** Opening Supplied records block **

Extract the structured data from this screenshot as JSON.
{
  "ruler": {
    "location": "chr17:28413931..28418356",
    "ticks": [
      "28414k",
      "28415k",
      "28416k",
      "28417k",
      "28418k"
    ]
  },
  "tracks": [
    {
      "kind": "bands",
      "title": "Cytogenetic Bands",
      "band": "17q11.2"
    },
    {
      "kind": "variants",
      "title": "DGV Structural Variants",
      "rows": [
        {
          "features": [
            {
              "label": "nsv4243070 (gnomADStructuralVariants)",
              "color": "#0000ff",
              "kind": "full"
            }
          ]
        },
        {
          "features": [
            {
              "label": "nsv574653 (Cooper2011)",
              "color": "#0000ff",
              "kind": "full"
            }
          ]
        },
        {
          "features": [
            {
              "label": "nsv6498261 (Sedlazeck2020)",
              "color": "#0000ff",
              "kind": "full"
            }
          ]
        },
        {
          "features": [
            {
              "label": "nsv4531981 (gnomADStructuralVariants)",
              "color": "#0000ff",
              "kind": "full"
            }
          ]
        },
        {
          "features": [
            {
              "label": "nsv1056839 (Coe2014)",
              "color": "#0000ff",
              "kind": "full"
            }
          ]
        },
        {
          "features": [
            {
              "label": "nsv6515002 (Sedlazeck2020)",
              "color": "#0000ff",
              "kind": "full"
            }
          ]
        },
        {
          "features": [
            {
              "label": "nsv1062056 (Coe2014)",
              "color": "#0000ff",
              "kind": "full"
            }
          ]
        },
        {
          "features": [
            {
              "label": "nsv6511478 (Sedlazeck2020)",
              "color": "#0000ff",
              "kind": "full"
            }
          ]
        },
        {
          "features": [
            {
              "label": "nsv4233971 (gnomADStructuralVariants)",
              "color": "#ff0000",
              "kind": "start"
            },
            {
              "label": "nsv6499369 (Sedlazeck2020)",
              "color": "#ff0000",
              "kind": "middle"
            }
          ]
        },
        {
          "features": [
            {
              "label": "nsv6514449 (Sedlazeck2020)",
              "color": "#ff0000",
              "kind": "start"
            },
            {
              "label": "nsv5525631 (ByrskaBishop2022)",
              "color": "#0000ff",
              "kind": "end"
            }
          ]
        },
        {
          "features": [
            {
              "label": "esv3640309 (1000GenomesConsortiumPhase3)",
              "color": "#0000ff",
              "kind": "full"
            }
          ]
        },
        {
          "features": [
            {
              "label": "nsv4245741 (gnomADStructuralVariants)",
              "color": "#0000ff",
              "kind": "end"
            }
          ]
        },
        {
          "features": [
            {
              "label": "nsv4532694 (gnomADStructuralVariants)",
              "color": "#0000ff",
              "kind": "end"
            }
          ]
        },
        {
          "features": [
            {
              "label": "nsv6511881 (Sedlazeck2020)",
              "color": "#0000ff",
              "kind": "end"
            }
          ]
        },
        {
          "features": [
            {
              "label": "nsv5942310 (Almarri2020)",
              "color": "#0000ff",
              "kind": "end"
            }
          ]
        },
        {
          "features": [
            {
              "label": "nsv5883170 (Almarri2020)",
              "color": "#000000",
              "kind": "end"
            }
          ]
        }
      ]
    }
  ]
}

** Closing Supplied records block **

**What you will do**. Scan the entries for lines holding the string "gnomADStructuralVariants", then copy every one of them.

**Task output**.
              "label": "nsv4243070 (gnomADStructuralVariants)",
              "label": "nsv4531981 (gnomADStructuralVariants)",
              "label": "nsv4233971 (gnomADStructuralVariants)",
              "label": "nsv4245741 (gnomADStructuralVariants)",
              "label": "nsv4532694 (gnomADStructuralVariants)",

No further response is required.